For multiple years, he planned and coordinated the “Getting to Zero” HIV Summit held at The Center, so that healthcare workers, physicians, and clinicians had the opportunity to hear from people living with HIV. Foley understands the still very wide gap between patient and provider and works to bridge that gap by maintaining his connection to the community of people living with HIV.

Now as he crosses this new plateau of joining the thirty-year club, he does so while being part of a new set of navigators. This time though his focus is not specifically on people who are living with HIV. But this time his focus is on people who are not living with HIV.

He is one of Las Vegas’s PrEP Navigators, helping people who are not living with HIV access PrEP (pre-exposire prophylaxis) so they can potentially stay HIV-negative even if they are exposed to HIV.

According to the Centers for Disease Control and Prevention (CDC), by taking PrEP every day, a person can lower their risk of acquiring HIV from sex by more than ninety percent and from injection drug use by more than seventy percent.

A PrEP Navigator provides intensive care coordination, support and services. They will help someone interested in accessing PrEP and remaining in PrEP care. They can also help reestablish PrEP patients who are out of care with medical and pharmacy teams to aid them to link back into care.

Using a client-centered approach they will assist clients with services such as, but not limited to, health insurance enrollment, PrEP provider identification, appointment scheduling, management of clinical costs, appointment reminders, education of the benefits of PrEP and ongoing maintenance.

Here are some of the job details if you are interested in becoming a PrEP Navigator: identify potential PrEP clients and those in need of PrEP navigation services; provide support to HIV negative individuals who are interested in starting PrEP and those already utilizing PrEP care; complete screenings to identify readiness for PrEP and other barriers to care and work with client to identify position solutions; make referrals for external services needed to support PrEP care and follow up to ensure service delivery; provide outreach to relevant communities with a focus on the men who have sex with men of color (MSMOC) community, among other duties.

This is not a complete list and is constantly changing and updating to meet the needs of the community.

A few months ago, Jim Foley who is usually so humble and quiet about his accomplishments decided he was going to throw a huge Celebration of Life event to mark surviving thirty years since his diagnosis. Usually a celebration of life marks the passing of a loved one. Thankfully for those who love Foley this was a celebration of survival.
On April 6, 2019, at 3 p.m. there was a beautiful celebration of life event at The Center, located in Las Vegas, where Jim Foley, alive and well, could be found surrounded by family and friends. They marked the day with laughter and joy, sharing memories, and making plans for what Jim will be doing for his next thirty years! This celebration was not only about him surviving AIDS, but it was also about all his combined accomplishments and all the lives he has touched along the way.

There were more than 150 people gathered on that day to enjoy some wonderful speakers, food, drinks, a mariachi band, dancing, and a balloon wall for pictures. There was a beautiful tribute of videos from clients and friends.

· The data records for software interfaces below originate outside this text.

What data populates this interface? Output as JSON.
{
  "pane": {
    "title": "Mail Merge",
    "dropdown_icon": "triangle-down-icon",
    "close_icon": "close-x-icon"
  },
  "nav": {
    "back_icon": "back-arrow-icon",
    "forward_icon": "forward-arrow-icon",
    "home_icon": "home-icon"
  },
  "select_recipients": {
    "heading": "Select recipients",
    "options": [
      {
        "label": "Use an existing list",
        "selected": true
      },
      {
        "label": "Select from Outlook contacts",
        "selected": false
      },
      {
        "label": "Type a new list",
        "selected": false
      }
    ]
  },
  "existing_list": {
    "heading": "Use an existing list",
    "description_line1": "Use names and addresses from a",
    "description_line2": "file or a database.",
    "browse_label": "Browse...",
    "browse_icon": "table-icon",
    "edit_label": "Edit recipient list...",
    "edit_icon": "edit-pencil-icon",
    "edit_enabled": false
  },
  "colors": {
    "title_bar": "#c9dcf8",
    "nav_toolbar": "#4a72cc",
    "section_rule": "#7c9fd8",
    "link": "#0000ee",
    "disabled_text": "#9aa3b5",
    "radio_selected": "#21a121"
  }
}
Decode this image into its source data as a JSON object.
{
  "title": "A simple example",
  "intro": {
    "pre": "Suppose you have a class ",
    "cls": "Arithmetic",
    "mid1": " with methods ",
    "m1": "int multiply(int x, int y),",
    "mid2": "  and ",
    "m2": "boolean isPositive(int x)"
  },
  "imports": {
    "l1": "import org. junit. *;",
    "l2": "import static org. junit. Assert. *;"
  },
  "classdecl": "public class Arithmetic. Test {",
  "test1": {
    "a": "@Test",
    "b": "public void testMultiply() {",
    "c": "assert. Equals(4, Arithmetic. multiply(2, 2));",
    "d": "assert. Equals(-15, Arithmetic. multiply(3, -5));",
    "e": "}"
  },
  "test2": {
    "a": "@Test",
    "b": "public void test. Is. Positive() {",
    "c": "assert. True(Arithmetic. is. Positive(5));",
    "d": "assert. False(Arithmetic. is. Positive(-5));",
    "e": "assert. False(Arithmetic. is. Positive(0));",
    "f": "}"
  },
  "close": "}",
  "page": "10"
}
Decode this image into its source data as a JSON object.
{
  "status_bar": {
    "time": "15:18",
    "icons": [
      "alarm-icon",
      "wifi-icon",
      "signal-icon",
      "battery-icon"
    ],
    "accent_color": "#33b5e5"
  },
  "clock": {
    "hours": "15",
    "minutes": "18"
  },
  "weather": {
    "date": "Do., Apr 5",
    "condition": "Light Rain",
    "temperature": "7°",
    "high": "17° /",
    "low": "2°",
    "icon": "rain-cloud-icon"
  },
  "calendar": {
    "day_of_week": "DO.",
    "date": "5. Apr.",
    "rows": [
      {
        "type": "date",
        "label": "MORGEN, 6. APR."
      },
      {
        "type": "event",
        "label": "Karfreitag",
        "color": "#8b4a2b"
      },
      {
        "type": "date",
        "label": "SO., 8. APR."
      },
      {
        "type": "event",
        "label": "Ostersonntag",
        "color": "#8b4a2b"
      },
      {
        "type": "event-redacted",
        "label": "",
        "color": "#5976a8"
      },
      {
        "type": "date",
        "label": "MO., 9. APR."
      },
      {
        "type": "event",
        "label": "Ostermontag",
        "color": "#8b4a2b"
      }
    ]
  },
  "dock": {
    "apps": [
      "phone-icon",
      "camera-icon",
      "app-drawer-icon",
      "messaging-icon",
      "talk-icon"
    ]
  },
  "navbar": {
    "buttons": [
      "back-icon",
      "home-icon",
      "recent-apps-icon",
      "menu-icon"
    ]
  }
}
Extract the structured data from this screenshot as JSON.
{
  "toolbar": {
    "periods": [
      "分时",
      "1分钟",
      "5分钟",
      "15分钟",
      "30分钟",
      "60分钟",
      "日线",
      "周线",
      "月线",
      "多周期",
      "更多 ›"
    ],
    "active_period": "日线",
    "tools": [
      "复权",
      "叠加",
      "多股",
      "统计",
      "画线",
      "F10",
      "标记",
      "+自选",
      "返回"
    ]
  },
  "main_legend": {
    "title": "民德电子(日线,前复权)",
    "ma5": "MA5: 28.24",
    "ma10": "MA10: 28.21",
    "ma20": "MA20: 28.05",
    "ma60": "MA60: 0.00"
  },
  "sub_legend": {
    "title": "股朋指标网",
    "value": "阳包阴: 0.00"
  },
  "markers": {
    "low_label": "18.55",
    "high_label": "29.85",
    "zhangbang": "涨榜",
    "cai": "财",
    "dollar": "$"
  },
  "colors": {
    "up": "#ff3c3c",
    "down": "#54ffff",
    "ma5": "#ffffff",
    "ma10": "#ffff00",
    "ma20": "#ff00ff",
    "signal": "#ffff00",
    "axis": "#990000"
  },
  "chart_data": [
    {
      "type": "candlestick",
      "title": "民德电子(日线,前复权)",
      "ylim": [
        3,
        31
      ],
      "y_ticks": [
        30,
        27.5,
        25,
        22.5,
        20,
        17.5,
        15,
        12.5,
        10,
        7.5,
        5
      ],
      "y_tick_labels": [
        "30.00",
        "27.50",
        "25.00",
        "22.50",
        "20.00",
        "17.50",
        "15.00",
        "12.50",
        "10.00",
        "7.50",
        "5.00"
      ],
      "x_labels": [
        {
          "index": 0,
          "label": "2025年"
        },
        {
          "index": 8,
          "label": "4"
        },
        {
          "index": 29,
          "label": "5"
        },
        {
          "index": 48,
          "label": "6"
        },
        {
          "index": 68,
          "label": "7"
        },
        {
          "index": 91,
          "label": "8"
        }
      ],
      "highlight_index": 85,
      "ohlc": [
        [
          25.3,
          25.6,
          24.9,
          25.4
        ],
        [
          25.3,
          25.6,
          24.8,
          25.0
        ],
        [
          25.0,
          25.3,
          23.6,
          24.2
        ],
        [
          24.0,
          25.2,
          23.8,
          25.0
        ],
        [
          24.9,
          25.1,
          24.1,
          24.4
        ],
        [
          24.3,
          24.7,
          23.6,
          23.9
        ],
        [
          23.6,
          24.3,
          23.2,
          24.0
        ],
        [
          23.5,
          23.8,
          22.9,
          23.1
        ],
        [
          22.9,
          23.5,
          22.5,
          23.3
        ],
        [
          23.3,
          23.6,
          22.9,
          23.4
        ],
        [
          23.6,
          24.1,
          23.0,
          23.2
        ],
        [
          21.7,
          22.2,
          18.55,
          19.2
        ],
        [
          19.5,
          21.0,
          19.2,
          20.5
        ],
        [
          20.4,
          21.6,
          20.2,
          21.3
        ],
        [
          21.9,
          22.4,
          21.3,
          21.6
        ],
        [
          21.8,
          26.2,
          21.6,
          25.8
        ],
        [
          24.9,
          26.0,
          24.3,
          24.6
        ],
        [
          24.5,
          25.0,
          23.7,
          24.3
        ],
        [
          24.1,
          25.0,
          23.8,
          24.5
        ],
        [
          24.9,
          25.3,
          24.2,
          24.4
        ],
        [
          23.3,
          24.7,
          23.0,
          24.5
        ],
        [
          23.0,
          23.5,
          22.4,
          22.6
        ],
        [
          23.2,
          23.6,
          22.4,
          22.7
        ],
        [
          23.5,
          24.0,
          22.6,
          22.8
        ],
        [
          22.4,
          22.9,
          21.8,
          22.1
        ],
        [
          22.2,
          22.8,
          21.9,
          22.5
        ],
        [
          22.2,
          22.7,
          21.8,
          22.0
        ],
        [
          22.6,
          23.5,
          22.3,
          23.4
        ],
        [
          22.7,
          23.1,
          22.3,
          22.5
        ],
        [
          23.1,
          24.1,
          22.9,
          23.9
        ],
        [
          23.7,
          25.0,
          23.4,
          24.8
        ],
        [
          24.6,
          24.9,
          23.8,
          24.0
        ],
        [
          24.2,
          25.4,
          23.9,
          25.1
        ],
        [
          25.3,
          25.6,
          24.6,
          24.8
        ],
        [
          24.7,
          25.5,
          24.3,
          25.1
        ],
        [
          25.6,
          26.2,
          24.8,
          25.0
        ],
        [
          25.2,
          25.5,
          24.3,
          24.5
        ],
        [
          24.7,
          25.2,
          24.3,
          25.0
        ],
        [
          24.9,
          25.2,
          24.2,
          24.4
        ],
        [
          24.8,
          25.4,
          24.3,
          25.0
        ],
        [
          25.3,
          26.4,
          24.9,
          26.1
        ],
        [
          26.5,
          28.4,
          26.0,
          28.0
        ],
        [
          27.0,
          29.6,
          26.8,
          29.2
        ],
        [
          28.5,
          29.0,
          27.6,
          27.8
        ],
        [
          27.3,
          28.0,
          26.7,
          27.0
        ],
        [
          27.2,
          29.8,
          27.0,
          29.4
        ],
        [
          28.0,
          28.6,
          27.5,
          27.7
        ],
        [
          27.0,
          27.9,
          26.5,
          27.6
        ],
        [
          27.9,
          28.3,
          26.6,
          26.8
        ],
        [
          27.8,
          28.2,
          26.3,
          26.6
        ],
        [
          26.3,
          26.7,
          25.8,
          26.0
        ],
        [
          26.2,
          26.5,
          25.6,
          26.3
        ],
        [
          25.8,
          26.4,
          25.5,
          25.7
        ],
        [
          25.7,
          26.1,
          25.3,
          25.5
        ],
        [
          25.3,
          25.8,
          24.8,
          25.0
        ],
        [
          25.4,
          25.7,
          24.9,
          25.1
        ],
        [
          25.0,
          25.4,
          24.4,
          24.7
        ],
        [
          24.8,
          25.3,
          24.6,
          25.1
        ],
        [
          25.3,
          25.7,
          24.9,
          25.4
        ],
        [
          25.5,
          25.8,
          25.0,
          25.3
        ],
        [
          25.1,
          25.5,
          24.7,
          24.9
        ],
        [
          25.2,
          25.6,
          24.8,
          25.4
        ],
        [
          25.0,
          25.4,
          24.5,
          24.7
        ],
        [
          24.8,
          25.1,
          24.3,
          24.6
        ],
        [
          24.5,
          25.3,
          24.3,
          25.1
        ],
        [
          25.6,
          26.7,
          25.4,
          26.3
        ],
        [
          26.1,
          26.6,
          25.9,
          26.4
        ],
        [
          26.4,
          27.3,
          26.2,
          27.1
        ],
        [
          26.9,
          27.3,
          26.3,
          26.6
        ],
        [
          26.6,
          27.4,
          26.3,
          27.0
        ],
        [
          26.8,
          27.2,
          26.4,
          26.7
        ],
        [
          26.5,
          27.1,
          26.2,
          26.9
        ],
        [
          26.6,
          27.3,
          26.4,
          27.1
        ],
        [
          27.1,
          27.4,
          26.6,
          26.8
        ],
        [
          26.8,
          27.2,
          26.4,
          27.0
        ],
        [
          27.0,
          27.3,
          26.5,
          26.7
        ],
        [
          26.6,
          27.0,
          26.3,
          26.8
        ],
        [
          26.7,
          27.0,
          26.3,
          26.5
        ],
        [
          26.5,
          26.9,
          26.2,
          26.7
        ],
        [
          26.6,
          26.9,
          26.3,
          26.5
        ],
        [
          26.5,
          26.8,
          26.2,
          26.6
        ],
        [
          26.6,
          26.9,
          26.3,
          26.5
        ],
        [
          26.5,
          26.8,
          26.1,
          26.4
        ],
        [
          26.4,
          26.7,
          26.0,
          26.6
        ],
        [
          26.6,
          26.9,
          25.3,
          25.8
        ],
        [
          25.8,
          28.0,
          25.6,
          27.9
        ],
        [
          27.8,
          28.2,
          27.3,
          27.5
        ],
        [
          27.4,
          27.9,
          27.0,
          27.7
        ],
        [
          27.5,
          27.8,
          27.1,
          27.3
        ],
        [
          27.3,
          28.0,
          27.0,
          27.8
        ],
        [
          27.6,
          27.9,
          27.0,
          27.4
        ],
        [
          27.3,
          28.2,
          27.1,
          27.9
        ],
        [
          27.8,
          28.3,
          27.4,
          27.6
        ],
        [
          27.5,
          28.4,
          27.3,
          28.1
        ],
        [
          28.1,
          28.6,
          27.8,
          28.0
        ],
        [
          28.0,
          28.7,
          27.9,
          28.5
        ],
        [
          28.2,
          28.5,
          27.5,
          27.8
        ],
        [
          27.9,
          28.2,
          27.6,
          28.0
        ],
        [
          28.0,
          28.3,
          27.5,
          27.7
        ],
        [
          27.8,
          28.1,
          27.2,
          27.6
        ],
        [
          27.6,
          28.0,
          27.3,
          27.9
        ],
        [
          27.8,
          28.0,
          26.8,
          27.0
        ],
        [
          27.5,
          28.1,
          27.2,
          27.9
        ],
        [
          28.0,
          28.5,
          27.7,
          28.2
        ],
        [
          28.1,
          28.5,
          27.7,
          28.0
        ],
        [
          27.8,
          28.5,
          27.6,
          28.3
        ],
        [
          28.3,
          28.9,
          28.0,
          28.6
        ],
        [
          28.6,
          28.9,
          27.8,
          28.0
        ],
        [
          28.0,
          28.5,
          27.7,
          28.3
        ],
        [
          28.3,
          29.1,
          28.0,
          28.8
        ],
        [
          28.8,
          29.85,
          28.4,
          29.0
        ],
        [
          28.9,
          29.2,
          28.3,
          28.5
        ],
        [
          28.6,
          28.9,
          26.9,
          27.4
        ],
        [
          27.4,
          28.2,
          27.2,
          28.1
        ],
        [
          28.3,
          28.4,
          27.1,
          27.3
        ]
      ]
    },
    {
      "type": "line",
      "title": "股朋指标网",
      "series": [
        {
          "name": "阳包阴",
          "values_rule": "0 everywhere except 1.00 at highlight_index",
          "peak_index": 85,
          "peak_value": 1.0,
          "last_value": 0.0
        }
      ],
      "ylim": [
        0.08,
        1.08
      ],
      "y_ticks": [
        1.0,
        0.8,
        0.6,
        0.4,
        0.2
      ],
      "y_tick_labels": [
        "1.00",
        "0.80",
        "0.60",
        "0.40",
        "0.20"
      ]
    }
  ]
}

What is important to Foley these days? Well, his health is at the top of that list, but so is slowing down to enjoy self-care and time with friends and family he never expected to have.

What has Foley learned over the last thirty years? “Eat as healthy as possible, enjoy sunshine and good friends, share your love with someone special, have a dog, work hard every day, and have a lot of plants!”


You can find Jim Foley on Facebook at: /james.foley.3388.


Connie Rose is a PLHIV living in Las Vegas, NV. They sit on the LV Ryan White TGA Planning Council, So. NV HIV Prevention Planning Group, and the Southern Nevada HIV Awareness Consortium. They are also State Lead for Positive Women’s Network in Nevada, and a 3rd year PWN-USA Policy Fellow. Find her on Facebook: /connie.rose.739; and on Twitter @Cricketlv.